> Record set:
■ ■ ■ ■ ■

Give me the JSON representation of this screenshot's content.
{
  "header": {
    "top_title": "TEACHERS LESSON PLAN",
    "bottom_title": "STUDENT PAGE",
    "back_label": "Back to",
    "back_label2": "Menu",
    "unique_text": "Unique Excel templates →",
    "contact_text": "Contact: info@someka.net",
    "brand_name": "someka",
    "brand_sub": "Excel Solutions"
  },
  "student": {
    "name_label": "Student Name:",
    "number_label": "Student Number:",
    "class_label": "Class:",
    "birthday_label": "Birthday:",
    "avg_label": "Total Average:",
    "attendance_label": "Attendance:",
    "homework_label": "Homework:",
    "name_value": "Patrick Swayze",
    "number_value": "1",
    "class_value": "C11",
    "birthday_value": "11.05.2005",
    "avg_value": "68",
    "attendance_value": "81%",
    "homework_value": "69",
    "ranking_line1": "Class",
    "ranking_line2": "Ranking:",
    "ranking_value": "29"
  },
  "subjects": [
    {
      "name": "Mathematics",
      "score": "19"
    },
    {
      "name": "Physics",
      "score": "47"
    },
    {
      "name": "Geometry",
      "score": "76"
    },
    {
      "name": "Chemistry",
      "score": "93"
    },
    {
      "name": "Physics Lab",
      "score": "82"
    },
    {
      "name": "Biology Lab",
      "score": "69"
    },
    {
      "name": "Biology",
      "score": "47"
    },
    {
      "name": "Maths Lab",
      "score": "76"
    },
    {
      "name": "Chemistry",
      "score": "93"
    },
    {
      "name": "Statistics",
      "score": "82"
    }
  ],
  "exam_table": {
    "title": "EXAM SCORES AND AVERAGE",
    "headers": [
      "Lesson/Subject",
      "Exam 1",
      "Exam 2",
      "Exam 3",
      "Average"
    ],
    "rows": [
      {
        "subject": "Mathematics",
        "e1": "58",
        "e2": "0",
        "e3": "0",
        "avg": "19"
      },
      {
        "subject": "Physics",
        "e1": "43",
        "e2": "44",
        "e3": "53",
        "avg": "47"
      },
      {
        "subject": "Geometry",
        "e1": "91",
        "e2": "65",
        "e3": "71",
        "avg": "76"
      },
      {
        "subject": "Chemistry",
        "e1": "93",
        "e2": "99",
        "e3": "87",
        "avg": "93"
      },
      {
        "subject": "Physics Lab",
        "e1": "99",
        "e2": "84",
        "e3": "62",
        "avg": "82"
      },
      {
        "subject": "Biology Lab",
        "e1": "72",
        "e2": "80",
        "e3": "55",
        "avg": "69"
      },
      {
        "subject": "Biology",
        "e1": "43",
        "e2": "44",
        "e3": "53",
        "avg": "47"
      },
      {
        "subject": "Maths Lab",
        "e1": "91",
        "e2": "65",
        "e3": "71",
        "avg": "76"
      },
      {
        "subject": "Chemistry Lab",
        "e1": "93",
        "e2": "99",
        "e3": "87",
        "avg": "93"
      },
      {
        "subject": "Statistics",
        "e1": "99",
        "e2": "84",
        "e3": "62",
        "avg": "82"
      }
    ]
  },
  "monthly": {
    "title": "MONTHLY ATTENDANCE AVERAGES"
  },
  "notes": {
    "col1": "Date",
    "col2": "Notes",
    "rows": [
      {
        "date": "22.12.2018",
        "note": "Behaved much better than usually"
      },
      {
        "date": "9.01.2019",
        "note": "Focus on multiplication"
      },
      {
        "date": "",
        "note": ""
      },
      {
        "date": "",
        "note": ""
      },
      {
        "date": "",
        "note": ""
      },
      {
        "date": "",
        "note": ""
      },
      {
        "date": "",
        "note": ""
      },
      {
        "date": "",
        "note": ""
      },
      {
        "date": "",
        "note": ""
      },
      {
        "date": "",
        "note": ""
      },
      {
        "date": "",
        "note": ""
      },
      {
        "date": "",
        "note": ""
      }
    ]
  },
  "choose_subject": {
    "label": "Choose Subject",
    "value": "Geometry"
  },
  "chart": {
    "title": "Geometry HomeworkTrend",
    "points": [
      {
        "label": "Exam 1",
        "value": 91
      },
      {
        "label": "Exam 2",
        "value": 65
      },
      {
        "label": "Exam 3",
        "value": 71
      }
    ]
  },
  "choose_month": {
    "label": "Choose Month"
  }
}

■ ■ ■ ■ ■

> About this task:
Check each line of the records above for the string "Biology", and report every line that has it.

> Response area:
      "name": "Biology Lab",
      "name": "Biology",
        "subject": "Biology Lab",
        "subject": "Biology",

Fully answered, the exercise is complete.